This isn't your typical ClosettCandyy blog post. Today I want share a story about the complicated relationship I have with my teeth. After a recent visit to Studio Pineo - Microblading and Cosmetics for my very first teeth whitening appointment, I felt it was important to talk about my insecurities and how I've managed to overcome them with a little bit of help.
Teeth are a touchy subject for me and have been since a young age. Once all my baby teeth fell out, I was left with a jumbled set of teeth that were forced to grow inside a little tiny mouth. My eye teeth were poking out of my gums, my two front teeth were inverted, and the bottom row looked like drunk pile of dominos. It seemed that all my friends and family had a straight set of pearly whites and to put it lightly - I was jealous and insecure.
It also didn't help that my dad, uncle, and brother made fun of me at every opportunity. I can't tell you how many times I've cried or the amount of nightmares I've had surrounding my teeth. Have you ever had a dream where you're casually brushing your teeth and they all fall out? I've lost count of mine...
But I wasn't always this way! In the two photos below you'll see a young Jesse around the ages of seven and nine, proudly flashing her teeth for a photo (even the one I pulled out). This was a few years before insecurities would replace my fearlessness; a feeling I think we're all quite familiar with.
Public school was hard for me, as it is for a lot of kids. As I was pulling photos for this post I noticed I didn't have as many in my keepsake box as I remember taking, and I know that's because I've thrown them out. I've gone through phases of such deep insecurity where I don't want to be reminded of when I was "ugly" ... which leads to an impulse decision to throw out memories and keepsakes. I thought I was doing myself a favour, but it's my only regret in life.
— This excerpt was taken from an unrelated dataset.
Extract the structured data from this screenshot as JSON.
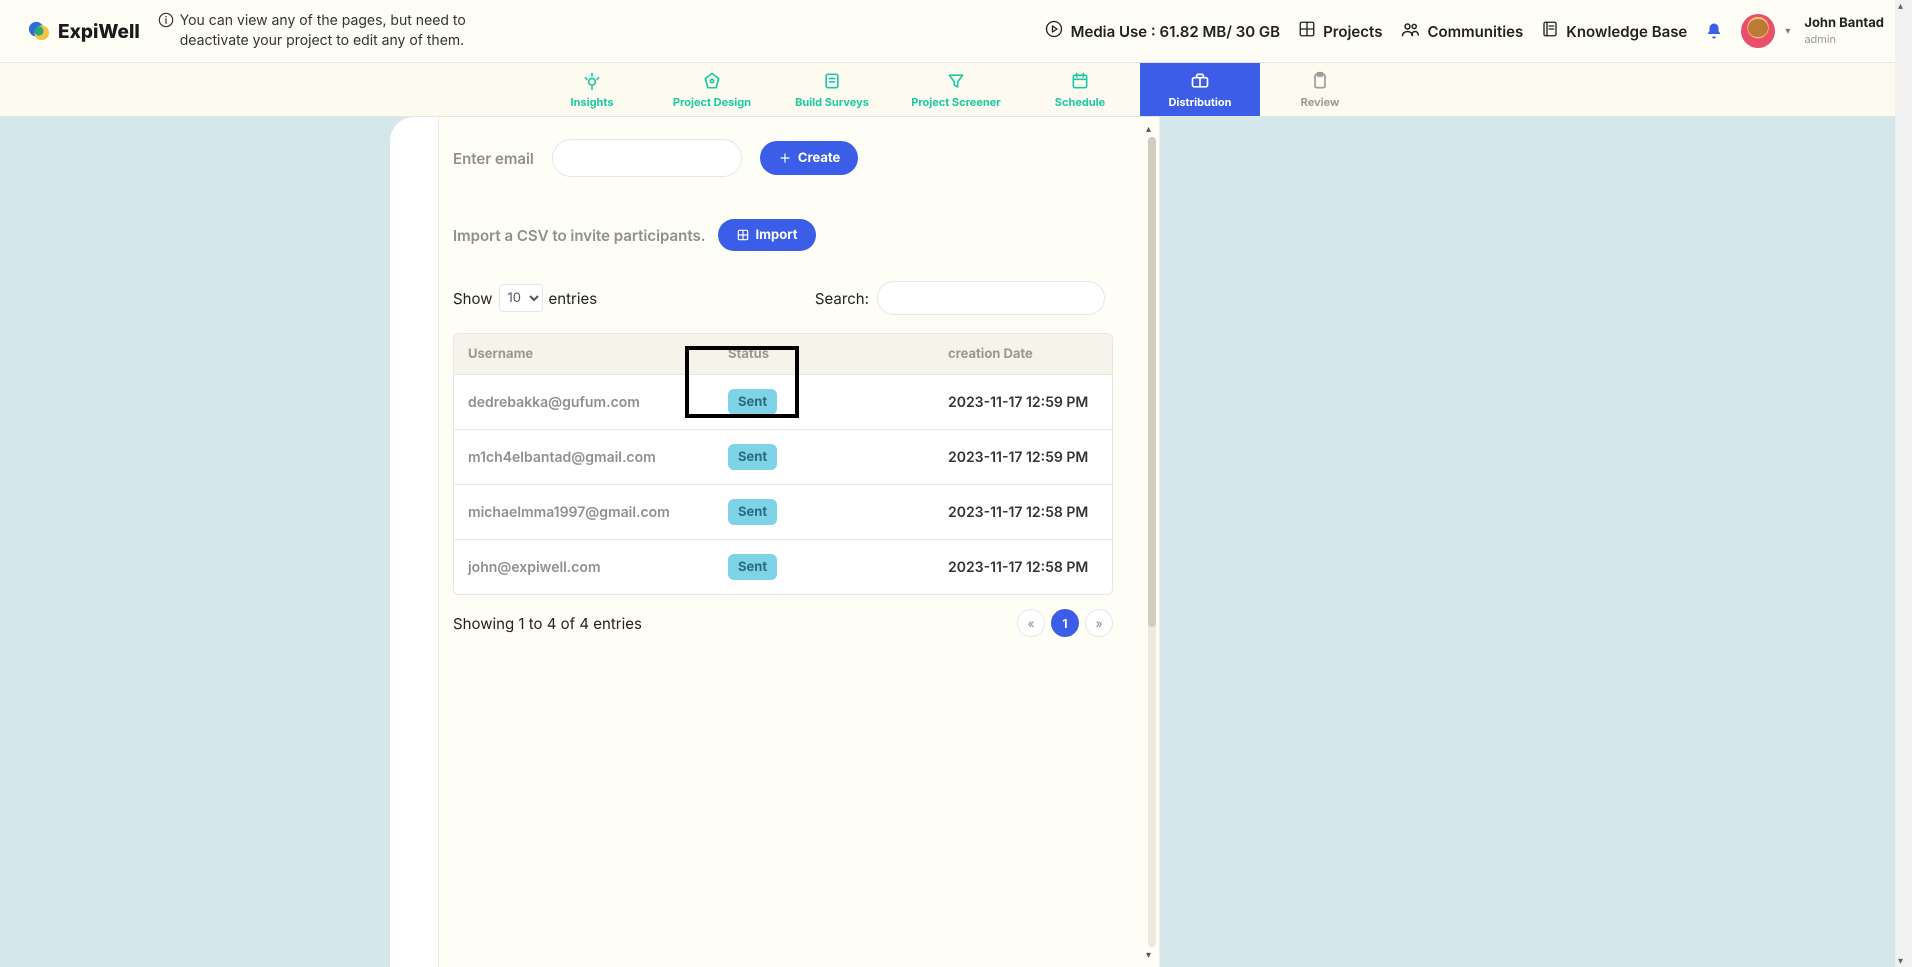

I love photos now and I'm sad to think at one time in my life they were a pain point for me.
Of the few photos I do have, my smile is small, my lips are closed, and I remember really not wanting to have my photo taken in the first place.
I'm getting a little emotional as I reach the part in my story where I talk about my Grade 8 graduation. I can distinctly remember how insecure I felt (about everything) and how badly I wanted to feel comfortable in my own skin. I hated the way I looked. I didn't like my body, and I certainly didn't like my teeth. My face in the photo below says it all.
After graduation I soon had a dentist appointment where we made plans for braces. At fourteen years old and about to enter high school, I was more than ready for a "new Jesse". To prep for the procedure, I had eight teeth pulled and wore a spacer for six months in attempt to stretch out the roof of my mouth; both really fond memories I might add. But nothing would prepare me for the next year and a half of braces - the most in pain and unhappy I think I've ever been. I was in pain because of how tight my braces were and how much my teeth had to move. I couldn't eat with normal cutlery for a year because just the sound of the metal hurt my teeth. I lost weight because I couldn't eat properly without pain, and soon I reached a whole new low in my insecurities.
Fast forward one year, six months - the braces are removed and it's like a switch went off in my head; I was a brand new person. I couldn't believe there were beautiful teeth staring back at me and that they were mine. I had a newfound confidence. I was someone who loved their teeth, was confident in her smile, and didn't mind having her photo taken. In fact, I was now the one taking selfies and smiling bigger than ever in group photos.